Dataset rows describing interfaces
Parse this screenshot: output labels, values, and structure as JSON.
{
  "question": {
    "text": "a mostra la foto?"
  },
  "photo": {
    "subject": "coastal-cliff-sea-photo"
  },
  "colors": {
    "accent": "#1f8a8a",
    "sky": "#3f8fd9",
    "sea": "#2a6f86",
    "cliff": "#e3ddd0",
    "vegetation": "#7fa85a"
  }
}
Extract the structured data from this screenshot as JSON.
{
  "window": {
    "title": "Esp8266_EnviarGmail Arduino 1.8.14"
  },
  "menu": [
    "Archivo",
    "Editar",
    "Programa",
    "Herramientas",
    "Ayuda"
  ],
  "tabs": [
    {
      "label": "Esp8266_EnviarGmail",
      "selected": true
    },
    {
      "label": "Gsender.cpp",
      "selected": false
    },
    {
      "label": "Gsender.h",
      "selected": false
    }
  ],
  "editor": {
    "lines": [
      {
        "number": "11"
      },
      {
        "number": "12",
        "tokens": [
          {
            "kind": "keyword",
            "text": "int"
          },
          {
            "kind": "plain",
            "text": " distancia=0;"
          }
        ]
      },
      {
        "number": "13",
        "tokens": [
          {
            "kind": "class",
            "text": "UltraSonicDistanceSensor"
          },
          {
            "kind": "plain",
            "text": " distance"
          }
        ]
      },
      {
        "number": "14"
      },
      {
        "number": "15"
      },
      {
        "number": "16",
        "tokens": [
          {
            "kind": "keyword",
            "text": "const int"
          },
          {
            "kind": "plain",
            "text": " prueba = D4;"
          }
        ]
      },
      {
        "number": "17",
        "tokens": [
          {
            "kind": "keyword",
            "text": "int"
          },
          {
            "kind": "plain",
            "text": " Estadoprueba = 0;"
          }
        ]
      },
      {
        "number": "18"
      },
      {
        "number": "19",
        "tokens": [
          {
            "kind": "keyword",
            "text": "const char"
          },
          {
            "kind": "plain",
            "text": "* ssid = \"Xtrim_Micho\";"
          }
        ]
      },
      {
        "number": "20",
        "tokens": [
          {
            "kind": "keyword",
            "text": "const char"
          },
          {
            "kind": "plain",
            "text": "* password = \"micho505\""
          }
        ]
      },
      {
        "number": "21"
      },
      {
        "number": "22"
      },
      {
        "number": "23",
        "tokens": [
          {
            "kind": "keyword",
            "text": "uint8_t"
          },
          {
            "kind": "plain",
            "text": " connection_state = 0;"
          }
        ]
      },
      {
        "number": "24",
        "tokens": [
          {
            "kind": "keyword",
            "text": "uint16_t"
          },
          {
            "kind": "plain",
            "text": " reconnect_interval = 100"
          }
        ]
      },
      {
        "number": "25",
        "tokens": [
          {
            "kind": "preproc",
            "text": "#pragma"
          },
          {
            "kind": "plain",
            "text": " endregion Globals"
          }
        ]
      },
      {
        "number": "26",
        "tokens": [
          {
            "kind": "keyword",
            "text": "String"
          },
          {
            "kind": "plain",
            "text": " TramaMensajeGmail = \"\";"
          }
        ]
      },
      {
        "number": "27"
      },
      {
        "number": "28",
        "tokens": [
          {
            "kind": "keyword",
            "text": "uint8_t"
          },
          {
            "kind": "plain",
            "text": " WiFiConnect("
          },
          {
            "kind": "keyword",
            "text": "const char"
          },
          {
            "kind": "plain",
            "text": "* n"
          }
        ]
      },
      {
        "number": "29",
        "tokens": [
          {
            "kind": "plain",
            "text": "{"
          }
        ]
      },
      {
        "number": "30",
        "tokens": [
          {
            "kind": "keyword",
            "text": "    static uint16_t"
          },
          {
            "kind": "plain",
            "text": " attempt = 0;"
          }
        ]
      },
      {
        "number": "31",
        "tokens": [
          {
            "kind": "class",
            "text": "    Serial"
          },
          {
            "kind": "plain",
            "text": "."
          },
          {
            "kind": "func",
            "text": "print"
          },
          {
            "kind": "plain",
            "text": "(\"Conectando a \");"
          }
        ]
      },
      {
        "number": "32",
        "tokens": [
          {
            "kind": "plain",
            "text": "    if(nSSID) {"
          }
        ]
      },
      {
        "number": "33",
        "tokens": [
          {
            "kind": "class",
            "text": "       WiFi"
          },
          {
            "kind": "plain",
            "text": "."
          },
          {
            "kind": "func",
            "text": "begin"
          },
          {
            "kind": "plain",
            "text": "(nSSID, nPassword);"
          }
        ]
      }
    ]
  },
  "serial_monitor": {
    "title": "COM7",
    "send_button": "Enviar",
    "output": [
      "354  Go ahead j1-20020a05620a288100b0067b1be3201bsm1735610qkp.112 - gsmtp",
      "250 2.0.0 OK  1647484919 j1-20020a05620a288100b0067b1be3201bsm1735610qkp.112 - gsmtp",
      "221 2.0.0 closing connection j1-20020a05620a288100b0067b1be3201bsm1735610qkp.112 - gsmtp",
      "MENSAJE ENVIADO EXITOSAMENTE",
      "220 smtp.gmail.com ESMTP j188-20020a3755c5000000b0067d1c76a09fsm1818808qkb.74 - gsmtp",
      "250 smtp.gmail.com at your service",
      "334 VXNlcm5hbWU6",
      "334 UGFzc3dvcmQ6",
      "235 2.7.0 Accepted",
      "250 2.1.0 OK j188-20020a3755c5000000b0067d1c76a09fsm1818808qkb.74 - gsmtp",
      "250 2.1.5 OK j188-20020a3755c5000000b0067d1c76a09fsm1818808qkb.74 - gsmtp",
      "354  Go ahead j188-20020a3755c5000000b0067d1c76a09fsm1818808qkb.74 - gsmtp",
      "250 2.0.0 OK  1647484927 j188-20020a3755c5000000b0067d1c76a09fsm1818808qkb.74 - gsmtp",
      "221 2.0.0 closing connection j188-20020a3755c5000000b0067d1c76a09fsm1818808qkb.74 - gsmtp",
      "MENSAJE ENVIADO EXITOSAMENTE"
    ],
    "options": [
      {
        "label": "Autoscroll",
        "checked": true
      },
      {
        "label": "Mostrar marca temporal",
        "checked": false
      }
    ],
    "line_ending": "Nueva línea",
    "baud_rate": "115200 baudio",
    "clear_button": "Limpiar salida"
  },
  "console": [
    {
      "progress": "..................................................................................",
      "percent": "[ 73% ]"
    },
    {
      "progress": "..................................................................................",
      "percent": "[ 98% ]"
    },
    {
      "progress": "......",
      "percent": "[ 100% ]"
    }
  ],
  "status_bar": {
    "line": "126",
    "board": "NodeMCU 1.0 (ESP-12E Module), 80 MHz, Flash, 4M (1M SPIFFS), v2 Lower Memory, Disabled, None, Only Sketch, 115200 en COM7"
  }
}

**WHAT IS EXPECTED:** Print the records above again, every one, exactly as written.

**REPLY TO THE EXERCISE:**
Parse this screenshot: output labels, values, and structure as JSON.
{
  "question": {
    "text": "a mostra la foto?"
  },
  "photo": {
    "subject": "coastal-cliff-sea-photo"
  },
  "colors": {
    "accent": "#1f8a8a",
    "sky": "#3f8fd9",
    "sea": "#2a6f86",
    "cliff": "#e3ddd0",
    "vegetation": "#7fa85a"
  }
}
Extract the structured data from this screenshot as JSON.
{
  "window": {
    "title": "Esp8266_EnviarGmail Arduino 1.8.14"
  },
  "menu": [
    "Archivo",
    "Editar",
    "Programa",
    "Herramientas",
    "Ayuda"
  ],
  "tabs": [
    {
      "label": "Esp8266_EnviarGmail",
      "selected": true
    },
    {
      "label": "Gsender.cpp",
      "selected": false
    },
    {
      "label": "Gsender.h",
      "selected": false
    }
  ],
  "editor": {
    "lines": [
      {
        "number": "11"
      },
      {
        "number": "12",
        "tokens": [
          {
            "kind": "keyword",
            "text": "int"
          },
          {
            "kind": "plain",
            "text": " distancia=0;"
          }
        ]
      },
      {
        "number": "13",
        "tokens": [
          {
            "kind": "class",
            "text": "UltraSonicDistanceSensor"
          },
          {
            "kind": "plain",
            "text": " distance"
          }
        ]
      },
      {
        "number": "14"
      },
      {
        "number": "15"
      },
      {
        "number": "16",
        "tokens": [
          {
            "kind": "keyword",
            "text": "const int"
          },
          {
            "kind": "plain",
            "text": " prueba = D4;"
          }
        ]
      },
      {
        "number": "17",
        "tokens": [
          {
            "kind": "keyword",
            "text": "int"
          },
          {
            "kind": "plain",
            "text": " Estadoprueba = 0;"
          }
        ]
      },
      {
        "number": "18"
      },
      {
        "number": "19",
        "tokens": [
          {
            "kind": "keyword",
            "text": "const char"
          },
          {
            "kind": "plain",
            "text": "* ssid = \"Xtrim_Micho\";"
          }
        ]
      },
      {
        "number": "20",
        "tokens": [
          {
            "kind": "keyword",
            "text": "const char"
          },
          {
            "kind": "plain",
            "text": "* password = \"micho505\""
          }
        ]
      },
      {
        "number": "21"
      },
      {
        "number": "22"
      },
      {
        "number": "23",
        "tokens": [
          {
            "kind": "keyword",
            "text": "uint8_t"
          },
          {
            "kind": "plain",
            "text": " connection_state = 0;"
          }
        ]
      },
      {
        "number": "24",
        "tokens": [
          {
            "kind": "keyword",
            "text": "uint16_t"
          },
          {
            "kind": "plain",
            "text": " reconnect_interval = 100"
          }
        ]
      },
      {
        "number": "25",
        "tokens": [
          {
            "kind": "preproc",
            "text": "#pragma"
          },
          {
            "kind": "plain",
            "text": " endregion Globals"
          }
        ]
      },
      {
        "number": "26",
        "tokens": [
          {
            "kind": "keyword",
            "text": "String"
          },
          {
            "kind": "plain",
            "text": " TramaMensajeGmail = \"\";"
          }
        ]
      },
      {
        "number": "27"
      },
      {
        "number": "28",
        "tokens": [
          {
            "kind": "keyword",
            "text": "uint8_t"
          },
          {
            "kind": "plain",
            "text": " WiFiConnect("
          },
          {
            "kind": "keyword",
            "text": "const char"
          },
          {
            "kind": "plain",
            "text": "* n"
          }
        ]
      },
      {
        "number": "29",
        "tokens": [
          {
            "kind": "plain",
            "text": "{"
          }
        ]
      },
      {
        "number": "30",
        "tokens": [
          {
            "kind": "keyword",
            "text": "    static uint16_t"
          },
          {
            "kind": "plain",
            "text": " attempt = 0;"
          }
        ]
      },
      {
        "number": "31",
        "tokens": [
          {
            "kind": "class",
            "text": "    Serial"
          },
          {
            "kind": "plain",
            "text": "."
          },
          {
            "kind": "func",
            "text": "print"
          },
          {
            "kind": "plain",
            "text": "(\"Conectando a \");"
          }
        ]
      },
      {
        "number": "32",
        "tokens": [
          {
            "kind": "plain",
            "text": "    if(nSSID) {"
          }
        ]
      },
      {
        "number": "33",
        "tokens": [
          {
            "kind": "class",
            "text": "       WiFi"
          },
          {
            "kind": "plain",
            "text": "."
          },
          {
            "kind": "func",
            "text": "begin"
          },
          {
            "kind": "plain",
            "text": "(nSSID, nPassword);"
          }
        ]
      }
    ]
  },
  "serial_monitor": {
    "title": "COM7",
    "send_button": "Enviar",
    "output": [
      "354  Go ahead j1-20020a05620a288100b0067b1be3201bsm1735610qkp.112 - gsmtp",
      "250 2.0.0 OK  1647484919 j1-20020a05620a288100b0067b1be3201bsm1735610qkp.112 - gsmtp",
      "221 2.0.0 closing connection j1-20020a05620a288100b0067b1be3201bsm1735610qkp.112 - gsmtp",
      "MENSAJE ENVIADO EXITOSAMENTE",
      "220 smtp.gmail.com ESMTP j188-20020a3755c5000000b0067d1c76a09fsm1818808qkb.74 - gsmtp",
      "250 smtp.gmail.com at your service",
      "334 VXNlcm5hbWU6",
      "334 UGFzc3dvcmQ6",
      "235 2.7.0 Accepted",
      "250 2.1.0 OK j188-20020a3755c5000000b0067d1c76a09fsm1818808qkb.74 - gsmtp",
      "250 2.1.5 OK j188-20020a3755c5000000b0067d1c76a09fsm1818808qkb.74 - gsmtp",
      "354  Go ahead j188-20020a3755c5000000b0067d1c76a09fsm1818808qkb.74 - gsmtp",
      "250 2.0.0 OK  1647484927 j188-20020a3755c5000000b0067d1c76a09fsm1818808qkb.74 - gsmtp",
      "221 2.0.0 closing connection j188-20020a3755c5000000b0067d1c76a09fsm1818808qkb.74 - gsmtp",
      "MENSAJE ENVIADO EXITOSAMENTE"
    ],
    "options": [
      {
        "label": "Autoscroll",
        "checked": true
      },
      {
        "label": "Mostrar marca temporal",
        "checked": false
      }
    ],
    "line_ending": "Nueva línea",
    "baud_rate": "115200 baudio",
    "clear_button": "Limpiar salida"
  },
  "console": [
    {
      "progress": "..................................................................................",
      "percent": "[ 73% ]"
    },
    {
      "progress": "..................................................................................",
      "percent": "[ 98% ]"
    },
    {
      "progress": "......",
      "percent": "[ 100% ]"
    }
  ],
  "status_bar": {
    "line": "126",
    "board": "NodeMCU 1.0 (ESP-12E Module), 80 MHz, Flash, 4M (1M SPIFFS), v2 Lower Memory, Disabled, None, Only Sketch, 115200 en COM7"
  }
}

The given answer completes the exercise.